__Goal of the exercise__.
Filter the entries for lines with the word "Илья".

__Listed records__.
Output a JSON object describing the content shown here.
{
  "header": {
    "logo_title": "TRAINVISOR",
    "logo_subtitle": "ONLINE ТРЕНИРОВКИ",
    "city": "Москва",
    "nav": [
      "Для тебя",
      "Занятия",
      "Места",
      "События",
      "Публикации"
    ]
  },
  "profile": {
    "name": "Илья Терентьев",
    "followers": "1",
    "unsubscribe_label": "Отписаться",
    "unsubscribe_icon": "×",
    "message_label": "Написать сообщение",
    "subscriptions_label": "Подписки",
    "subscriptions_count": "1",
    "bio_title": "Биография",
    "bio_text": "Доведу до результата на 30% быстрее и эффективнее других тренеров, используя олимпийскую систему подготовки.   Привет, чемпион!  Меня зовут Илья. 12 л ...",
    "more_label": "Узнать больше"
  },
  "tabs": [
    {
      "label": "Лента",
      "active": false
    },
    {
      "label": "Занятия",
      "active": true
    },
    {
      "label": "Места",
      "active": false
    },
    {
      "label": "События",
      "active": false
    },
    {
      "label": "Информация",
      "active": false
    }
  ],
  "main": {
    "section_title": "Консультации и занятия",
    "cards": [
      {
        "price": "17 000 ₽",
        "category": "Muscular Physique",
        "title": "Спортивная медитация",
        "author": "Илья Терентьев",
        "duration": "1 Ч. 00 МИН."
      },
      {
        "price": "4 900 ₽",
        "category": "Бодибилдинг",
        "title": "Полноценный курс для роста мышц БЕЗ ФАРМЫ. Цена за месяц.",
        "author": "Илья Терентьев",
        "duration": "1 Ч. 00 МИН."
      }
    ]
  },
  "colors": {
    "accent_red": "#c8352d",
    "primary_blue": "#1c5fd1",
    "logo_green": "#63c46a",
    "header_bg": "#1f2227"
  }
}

__Written answer__.
    "name": "Илья Терентьев",
    "bio_text": "Доведу до результата на 30% быстрее и эффективнее других тренеров, используя олимпийскую систему подготовки.   Привет, чемпион!  Меня зовут Илья. 12 л ...",
        "author": "Илья Терентьев",
        "author": "Илья Терентьев",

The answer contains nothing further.